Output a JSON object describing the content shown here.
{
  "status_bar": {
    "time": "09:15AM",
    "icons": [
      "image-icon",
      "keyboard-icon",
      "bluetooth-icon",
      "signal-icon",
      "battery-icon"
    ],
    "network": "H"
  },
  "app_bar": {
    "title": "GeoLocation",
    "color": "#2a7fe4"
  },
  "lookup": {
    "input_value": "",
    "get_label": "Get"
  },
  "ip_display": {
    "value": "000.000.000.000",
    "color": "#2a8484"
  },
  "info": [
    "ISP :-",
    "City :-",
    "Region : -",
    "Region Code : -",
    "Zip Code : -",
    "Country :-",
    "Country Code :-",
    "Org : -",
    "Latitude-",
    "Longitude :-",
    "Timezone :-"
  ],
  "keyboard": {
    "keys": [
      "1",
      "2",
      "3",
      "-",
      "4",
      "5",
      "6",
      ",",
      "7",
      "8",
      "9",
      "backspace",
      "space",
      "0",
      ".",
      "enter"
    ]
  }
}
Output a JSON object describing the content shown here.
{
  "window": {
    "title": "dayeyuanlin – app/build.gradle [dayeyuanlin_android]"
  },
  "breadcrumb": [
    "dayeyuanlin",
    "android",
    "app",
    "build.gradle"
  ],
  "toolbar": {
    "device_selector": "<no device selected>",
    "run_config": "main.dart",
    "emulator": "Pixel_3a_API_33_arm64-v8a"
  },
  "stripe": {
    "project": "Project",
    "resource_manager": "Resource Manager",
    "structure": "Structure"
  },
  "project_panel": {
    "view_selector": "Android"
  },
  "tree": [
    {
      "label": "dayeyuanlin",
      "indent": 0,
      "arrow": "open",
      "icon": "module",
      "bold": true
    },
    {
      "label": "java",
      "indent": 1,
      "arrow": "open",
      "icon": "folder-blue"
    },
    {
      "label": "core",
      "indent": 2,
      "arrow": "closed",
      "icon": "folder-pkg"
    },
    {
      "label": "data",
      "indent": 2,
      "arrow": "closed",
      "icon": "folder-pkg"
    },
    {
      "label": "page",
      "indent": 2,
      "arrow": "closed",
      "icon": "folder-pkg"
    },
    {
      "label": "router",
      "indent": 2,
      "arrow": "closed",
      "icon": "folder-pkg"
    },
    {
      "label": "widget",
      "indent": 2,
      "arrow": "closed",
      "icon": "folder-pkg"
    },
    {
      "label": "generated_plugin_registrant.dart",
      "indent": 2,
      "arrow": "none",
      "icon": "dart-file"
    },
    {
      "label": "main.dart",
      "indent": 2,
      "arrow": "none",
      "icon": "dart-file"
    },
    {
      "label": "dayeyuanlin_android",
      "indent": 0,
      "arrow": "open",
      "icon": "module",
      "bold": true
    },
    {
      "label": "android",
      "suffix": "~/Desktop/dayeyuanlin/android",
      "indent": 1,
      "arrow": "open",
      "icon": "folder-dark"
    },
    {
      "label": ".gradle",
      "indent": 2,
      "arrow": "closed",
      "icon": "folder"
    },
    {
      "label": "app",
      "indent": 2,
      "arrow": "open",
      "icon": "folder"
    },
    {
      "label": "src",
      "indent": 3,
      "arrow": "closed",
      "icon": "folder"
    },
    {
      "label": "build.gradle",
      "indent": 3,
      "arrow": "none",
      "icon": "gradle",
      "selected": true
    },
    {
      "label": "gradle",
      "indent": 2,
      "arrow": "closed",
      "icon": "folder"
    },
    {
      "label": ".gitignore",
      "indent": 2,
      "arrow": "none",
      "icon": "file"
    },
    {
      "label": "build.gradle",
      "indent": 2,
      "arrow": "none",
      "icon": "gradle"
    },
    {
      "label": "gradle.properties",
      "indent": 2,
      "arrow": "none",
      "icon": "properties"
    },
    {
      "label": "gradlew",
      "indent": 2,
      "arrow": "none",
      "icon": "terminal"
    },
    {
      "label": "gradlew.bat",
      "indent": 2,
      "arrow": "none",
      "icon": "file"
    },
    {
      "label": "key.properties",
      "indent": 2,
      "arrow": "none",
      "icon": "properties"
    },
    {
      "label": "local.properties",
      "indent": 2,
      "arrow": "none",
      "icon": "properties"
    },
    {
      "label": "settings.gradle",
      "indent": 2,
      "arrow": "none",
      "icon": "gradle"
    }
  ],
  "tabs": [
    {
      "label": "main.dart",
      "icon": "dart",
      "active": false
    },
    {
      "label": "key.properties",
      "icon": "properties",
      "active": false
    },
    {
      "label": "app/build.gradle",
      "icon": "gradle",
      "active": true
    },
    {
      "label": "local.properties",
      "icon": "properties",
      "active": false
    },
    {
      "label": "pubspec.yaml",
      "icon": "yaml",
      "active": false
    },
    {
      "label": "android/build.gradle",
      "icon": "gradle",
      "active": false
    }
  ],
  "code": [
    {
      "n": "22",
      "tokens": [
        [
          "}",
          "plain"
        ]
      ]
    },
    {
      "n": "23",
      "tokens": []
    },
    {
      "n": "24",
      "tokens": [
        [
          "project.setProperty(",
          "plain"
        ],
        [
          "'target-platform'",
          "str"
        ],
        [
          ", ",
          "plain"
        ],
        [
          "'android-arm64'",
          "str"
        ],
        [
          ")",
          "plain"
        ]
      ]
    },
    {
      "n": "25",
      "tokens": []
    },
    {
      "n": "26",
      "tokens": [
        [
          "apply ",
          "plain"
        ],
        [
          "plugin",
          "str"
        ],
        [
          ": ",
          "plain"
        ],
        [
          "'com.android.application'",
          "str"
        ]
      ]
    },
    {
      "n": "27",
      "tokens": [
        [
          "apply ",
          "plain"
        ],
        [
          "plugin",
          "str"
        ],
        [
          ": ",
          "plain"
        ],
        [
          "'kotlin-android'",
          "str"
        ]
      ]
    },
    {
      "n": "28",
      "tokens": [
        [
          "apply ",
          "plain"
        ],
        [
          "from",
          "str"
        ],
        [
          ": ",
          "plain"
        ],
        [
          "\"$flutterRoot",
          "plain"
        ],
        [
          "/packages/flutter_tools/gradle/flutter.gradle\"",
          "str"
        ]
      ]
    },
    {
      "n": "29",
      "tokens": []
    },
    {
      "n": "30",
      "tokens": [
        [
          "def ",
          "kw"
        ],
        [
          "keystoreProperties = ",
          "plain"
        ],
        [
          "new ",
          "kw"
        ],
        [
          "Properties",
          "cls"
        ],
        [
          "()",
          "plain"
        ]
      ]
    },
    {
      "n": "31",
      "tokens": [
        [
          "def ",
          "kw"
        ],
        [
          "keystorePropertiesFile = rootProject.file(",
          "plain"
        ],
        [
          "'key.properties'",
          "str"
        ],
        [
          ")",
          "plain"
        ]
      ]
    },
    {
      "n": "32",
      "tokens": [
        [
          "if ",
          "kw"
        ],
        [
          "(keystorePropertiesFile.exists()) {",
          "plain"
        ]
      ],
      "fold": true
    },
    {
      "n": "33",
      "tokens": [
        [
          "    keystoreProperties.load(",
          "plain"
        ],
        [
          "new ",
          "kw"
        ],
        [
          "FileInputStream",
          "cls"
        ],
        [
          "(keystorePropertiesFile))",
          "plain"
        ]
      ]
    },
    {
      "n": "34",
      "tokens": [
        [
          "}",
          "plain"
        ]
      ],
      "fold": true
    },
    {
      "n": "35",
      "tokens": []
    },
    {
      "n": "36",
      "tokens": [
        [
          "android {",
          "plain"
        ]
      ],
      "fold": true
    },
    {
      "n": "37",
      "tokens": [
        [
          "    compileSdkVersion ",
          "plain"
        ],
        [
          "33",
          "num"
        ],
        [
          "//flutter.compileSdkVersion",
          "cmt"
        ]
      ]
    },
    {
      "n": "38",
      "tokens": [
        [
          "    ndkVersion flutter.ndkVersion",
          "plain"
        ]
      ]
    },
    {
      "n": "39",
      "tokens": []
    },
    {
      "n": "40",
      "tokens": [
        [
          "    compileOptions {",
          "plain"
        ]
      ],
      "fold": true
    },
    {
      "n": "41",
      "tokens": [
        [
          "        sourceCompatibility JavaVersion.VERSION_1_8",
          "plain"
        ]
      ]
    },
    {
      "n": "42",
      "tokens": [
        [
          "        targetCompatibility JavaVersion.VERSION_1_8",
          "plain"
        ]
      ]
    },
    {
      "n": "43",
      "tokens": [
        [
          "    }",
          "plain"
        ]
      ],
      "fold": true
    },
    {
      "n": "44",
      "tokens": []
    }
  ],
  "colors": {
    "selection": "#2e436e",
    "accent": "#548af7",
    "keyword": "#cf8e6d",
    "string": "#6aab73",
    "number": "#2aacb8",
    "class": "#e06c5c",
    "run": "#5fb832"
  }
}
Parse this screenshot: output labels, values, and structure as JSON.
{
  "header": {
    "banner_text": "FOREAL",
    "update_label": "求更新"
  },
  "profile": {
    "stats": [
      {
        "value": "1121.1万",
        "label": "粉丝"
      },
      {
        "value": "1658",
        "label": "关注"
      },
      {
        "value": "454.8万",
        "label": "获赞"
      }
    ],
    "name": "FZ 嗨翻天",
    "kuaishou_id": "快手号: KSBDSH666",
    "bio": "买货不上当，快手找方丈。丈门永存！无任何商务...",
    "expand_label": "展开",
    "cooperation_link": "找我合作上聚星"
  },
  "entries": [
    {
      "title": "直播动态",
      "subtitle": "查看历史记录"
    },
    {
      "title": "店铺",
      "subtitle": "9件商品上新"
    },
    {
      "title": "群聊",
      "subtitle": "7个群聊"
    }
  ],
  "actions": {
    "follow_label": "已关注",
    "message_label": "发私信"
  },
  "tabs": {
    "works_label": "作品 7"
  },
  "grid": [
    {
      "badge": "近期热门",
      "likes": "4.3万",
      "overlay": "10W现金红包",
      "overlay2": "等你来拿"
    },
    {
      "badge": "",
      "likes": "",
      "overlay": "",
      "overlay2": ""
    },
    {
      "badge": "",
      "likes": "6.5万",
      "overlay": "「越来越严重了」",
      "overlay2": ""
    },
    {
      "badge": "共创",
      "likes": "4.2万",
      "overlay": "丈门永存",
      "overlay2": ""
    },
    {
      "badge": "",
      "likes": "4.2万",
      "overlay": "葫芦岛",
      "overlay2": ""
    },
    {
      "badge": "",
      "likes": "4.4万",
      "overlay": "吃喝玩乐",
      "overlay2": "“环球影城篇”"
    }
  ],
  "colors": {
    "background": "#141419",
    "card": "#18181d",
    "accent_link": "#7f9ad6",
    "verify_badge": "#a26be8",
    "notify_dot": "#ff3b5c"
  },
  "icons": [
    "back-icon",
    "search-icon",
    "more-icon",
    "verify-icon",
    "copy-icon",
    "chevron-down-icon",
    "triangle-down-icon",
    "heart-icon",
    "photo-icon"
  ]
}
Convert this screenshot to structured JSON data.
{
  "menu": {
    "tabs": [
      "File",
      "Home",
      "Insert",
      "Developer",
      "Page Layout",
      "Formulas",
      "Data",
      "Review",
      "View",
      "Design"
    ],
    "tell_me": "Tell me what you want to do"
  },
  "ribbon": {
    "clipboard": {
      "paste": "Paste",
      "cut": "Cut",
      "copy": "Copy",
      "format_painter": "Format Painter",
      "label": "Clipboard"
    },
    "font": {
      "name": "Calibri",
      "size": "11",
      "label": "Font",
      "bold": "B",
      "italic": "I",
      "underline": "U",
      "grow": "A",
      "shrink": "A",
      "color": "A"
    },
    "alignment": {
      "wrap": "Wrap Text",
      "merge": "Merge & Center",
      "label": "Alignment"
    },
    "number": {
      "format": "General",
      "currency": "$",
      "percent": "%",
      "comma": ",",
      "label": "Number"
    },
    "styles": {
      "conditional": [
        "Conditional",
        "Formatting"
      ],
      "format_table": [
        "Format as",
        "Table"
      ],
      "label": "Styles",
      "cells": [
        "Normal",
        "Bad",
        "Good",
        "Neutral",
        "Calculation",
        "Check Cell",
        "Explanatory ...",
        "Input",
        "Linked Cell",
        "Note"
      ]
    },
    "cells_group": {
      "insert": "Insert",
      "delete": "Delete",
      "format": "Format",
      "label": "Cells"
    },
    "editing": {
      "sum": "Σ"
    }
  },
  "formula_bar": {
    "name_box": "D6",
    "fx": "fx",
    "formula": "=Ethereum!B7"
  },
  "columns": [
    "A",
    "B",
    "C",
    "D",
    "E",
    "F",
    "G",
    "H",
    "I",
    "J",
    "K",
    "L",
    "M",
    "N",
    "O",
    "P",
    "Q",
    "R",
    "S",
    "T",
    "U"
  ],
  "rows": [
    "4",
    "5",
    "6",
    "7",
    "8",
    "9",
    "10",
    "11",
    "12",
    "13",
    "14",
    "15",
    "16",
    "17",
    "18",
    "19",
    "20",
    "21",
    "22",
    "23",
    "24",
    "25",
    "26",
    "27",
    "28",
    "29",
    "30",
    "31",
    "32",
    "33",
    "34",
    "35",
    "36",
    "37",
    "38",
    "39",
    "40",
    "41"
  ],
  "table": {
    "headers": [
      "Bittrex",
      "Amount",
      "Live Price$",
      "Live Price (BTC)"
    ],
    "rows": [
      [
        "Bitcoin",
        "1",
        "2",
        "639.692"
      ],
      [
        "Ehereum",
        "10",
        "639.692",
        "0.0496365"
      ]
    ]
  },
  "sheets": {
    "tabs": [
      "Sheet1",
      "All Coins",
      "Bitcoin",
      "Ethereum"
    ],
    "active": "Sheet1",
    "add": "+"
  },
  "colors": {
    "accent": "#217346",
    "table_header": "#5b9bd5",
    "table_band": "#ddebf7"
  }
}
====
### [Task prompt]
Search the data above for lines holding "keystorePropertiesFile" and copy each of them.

### [Answer box]
          "keystorePropertiesFile = rootProject.file(",
          "(keystorePropertiesFile.exists()) {",
          "(keystorePropertiesFile))",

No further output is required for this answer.